After all that is done, I pull off the beekeeper hood and look thoughtful and say that I'll be back in a week. Then I come back in a week and give a powerpoint presentation that contains lots of graphs. I point to the graphs with a pointer, which is useful for pointing, and say things about 'sectors' and 'quarters' and 'synergies' and 'utilisations' and 'deliverables'. Then I pack up my presentation equipment and charge an astronomical fee for my time.

My clients are usually pleased with what I do as the results provided are open to interpretation and can justify whatever the clients need justifying or validate whatever notion they had before I arrived. It is with the help of my expertise that services have been privatised and ghosts exorcised. I have given restaurants certificates of hygiene and recommended that vicinities be doused in phosgene. Or so it seems. I did no such thing but I didn't do otherwise either. I just provided abstract data that can be construed any old way.

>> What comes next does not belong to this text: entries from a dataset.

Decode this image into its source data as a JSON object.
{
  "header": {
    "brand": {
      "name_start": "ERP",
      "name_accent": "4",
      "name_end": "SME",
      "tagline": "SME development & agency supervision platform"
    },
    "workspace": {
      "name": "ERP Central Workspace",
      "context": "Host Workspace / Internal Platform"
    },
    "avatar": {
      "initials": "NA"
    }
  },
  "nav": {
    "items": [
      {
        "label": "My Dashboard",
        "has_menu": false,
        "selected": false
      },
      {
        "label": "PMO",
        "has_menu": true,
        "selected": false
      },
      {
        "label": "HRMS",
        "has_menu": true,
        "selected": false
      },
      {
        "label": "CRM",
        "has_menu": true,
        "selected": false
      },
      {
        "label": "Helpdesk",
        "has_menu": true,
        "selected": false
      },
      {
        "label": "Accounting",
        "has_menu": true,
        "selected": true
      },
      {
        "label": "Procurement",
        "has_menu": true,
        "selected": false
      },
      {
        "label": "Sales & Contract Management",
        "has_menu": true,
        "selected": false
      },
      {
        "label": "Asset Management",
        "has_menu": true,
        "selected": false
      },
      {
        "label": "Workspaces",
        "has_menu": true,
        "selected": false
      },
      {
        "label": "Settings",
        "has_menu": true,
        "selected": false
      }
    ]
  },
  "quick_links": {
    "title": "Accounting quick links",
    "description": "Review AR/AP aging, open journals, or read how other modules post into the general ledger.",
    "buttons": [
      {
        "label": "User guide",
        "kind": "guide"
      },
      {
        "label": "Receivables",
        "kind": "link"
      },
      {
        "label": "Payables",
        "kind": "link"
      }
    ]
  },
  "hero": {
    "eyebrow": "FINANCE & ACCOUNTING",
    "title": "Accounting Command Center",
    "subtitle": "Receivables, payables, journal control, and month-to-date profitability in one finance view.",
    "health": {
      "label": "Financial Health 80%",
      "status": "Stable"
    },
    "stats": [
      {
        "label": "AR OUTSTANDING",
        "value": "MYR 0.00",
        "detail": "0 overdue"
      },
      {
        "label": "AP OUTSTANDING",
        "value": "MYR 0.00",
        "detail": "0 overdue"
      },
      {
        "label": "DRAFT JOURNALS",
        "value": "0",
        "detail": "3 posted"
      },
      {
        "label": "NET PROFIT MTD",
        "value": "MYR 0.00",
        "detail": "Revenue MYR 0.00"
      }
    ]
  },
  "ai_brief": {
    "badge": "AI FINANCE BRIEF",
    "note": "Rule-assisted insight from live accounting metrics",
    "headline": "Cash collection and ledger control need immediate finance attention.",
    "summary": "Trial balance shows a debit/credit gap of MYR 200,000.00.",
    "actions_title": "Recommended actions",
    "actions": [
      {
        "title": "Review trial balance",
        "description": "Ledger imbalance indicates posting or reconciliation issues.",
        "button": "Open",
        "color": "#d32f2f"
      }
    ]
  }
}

Actual experts have objected to my consultative enterprise. They say that one man could not possibly be an expert in all things and that it takes years to become an expert in just one field. However, to allay any worries these expert opinions might cause my clients, I did a study on the opinions of these other experts. This study resulted in a graph that (depending on what you choose to see in it) proved the expert opinions on my expertise to be far from expert. That seemed to do the trick as my clients did not want the actions they took upon my advice to be found dubious. I didn't bother wearing the beekeeper outfit for that one but I do sometimes wear it at home. I find that I am more relaxed with it on. When I remove it I am sometimes gripped by an overwhelming sense of doubt and the unshakeable feeling that the whole world is completely and utterly insane.
The above graph clearly proves something. 
Unless it's upside down, in which case it clearly proves something else.

Wednesday, July 16, 2014


The sun calls and the grass beckons and the children run into the fields to play as they do and as they must and the children get blown to bits by land mines planted by adults.

And great gifts fall from the sky as if from Santa's sleigh and they whistle as they plummet toward the earth where they kill children as they do and as they must because adults always know what's for the best.

'Thank you Daddy' say the charred remains, the scattered limbs, the ashes and the blood stains. And a monument is built so no one will forget but life goes on and the children ask 'is it Christmas yet?'

The children can't wait to see what they're going to get. A toy gun, a toy tank, a model army jet with which to play at killing as they do and as they must,
just like the adults in whom they place their trust.